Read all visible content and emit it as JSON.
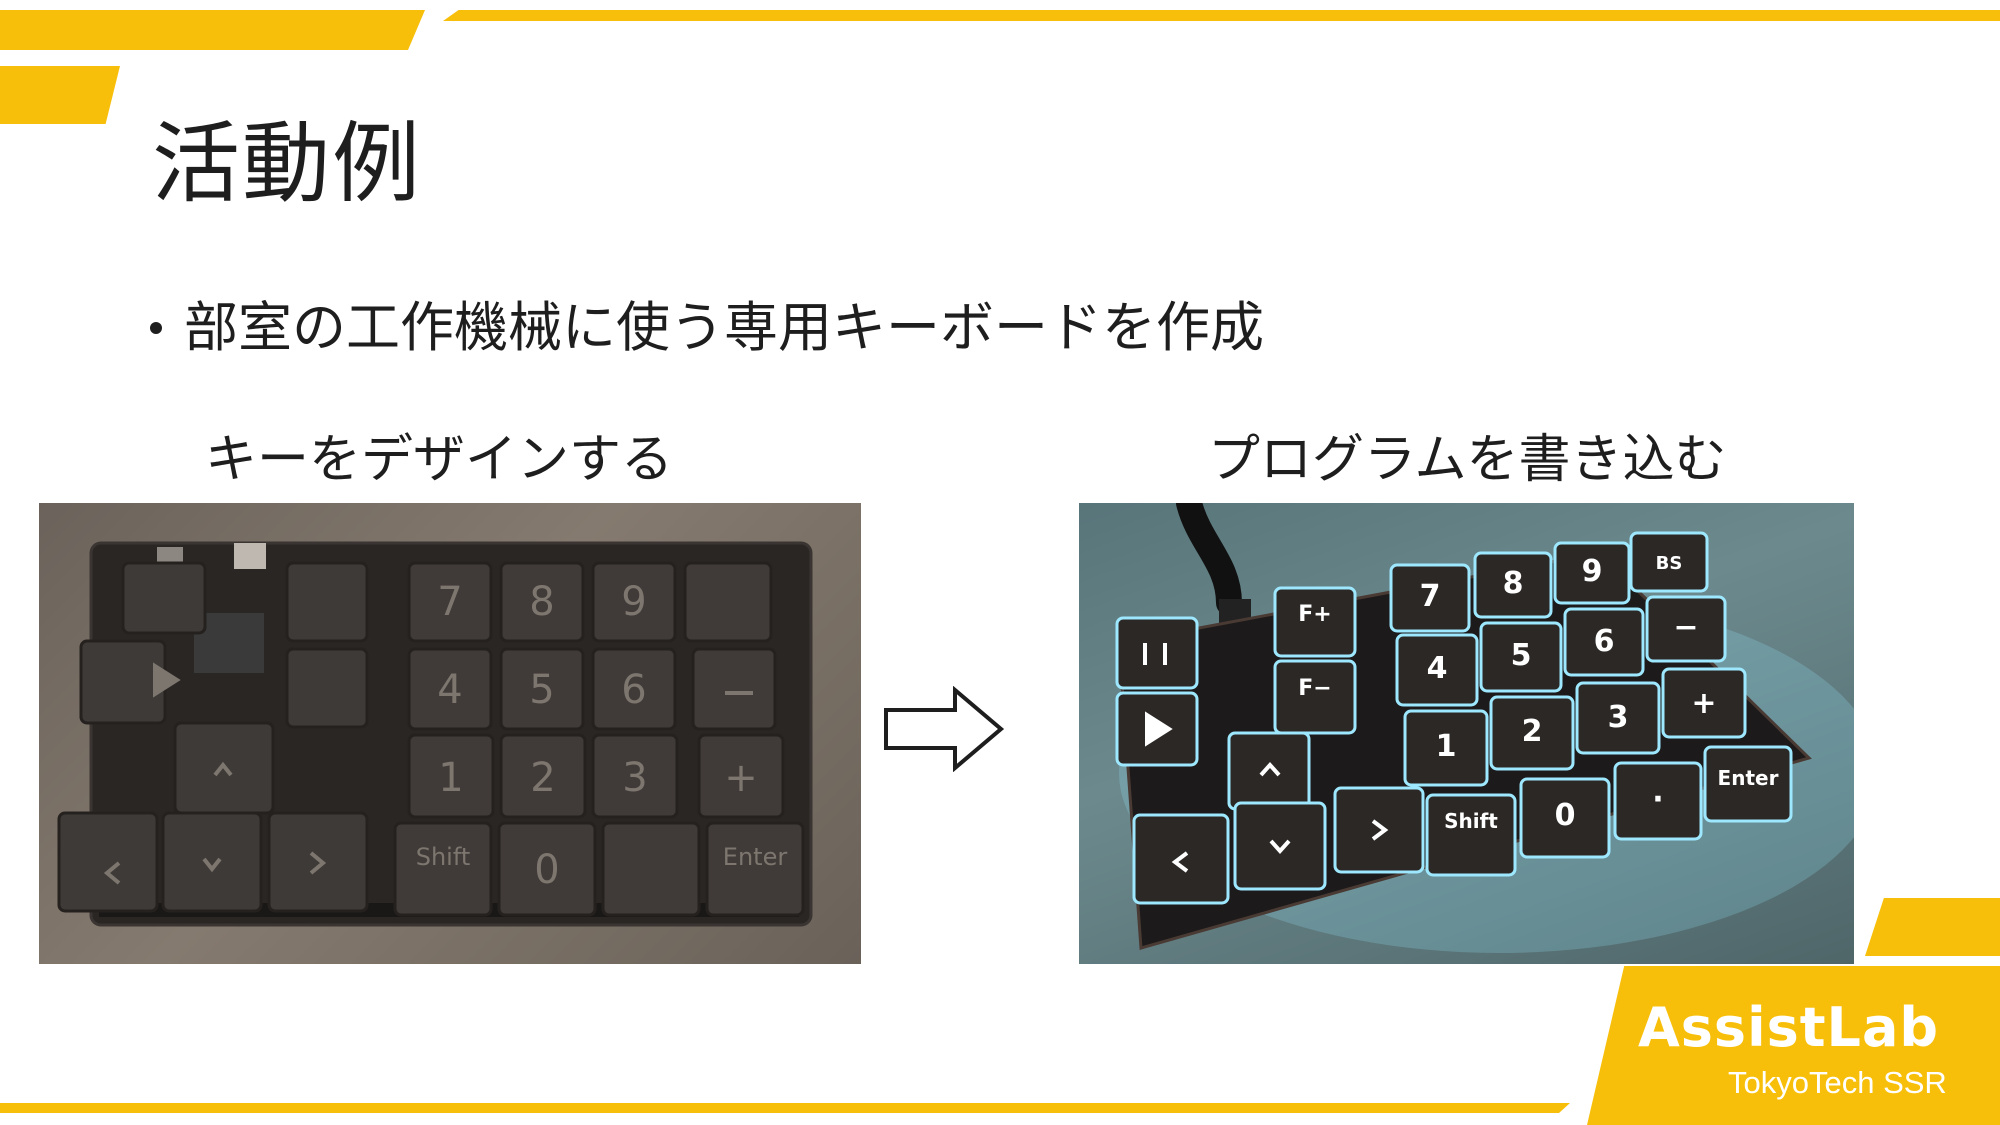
{
  "slide": {
    "title": "活動例",
    "bullet": "部室の工作機械に使う専用キーボードを作成",
    "captions": {
      "left": "キーをデザインする",
      "right": "プログラムを書き込む"
    }
  },
  "keyboard_left": {
    "keys": [
      "7",
      "8",
      "9",
      "4",
      "5",
      "6",
      "1",
      "2",
      "3",
      "+",
      "Shift",
      "0",
      "Enter"
    ]
  },
  "keyboard_right": {
    "keys": [
      "F+",
      "F−",
      "7",
      "8",
      "9",
      "BS",
      "4",
      "5",
      "6",
      "−",
      "1",
      "2",
      "3",
      "+",
      "Shift",
      "0",
      "·",
      "Enter"
    ]
  },
  "logo": {
    "name": "AssistLab",
    "subtitle": "TokyoTech SSR"
  },
  "colors": {
    "accent": "#f7bf0a",
    "text": "#1e1e1e",
    "key": "#2c2826",
    "board": "#1c1a1a",
    "led": "#9ee8ff"
  },
  "icons": [
    "arrow-right-icon"
  ]
}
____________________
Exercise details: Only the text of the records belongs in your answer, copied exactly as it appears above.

Your solution:
Read all visible content and emit it as JSON.
{
  "slide": {
    "title": "活動例",
    "bullet": "部室の工作機械に使う専用キーボードを作成",
    "captions": {
      "left": "キーをデザインする",
      "right": "プログラムを書き込む"
    }
  },
  "keyboard_left": {
    "keys": [
      "7",
      "8",
      "9",
      "4",
      "5",
      "6",
      "1",
      "2",
      "3",
      "+",
      "Shift",
      "0",
      "Enter"
    ]
  },
  "keyboard_right": {
    "keys": [
      "F+",
      "F−",
      "7",
      "8",
      "9",
      "BS",
      "4",
      "5",
      "6",
      "−",
      "1",
      "2",
      "3",
      "+",
      "Shift",
      "0",
      "·",
      "Enter"
    ]
  },
  "logo": {
    "name": "AssistLab",
    "subtitle": "TokyoTech SSR"
  },
  "colors": {
    "accent": "#f7bf0a",
    "text": "#1e1e1e",
    "key": "#2c2826",
    "board": "#1c1a1a",
    "led": "#9ee8ff"
  },
  "icons": [
    "arrow-right-icon"
  ]
}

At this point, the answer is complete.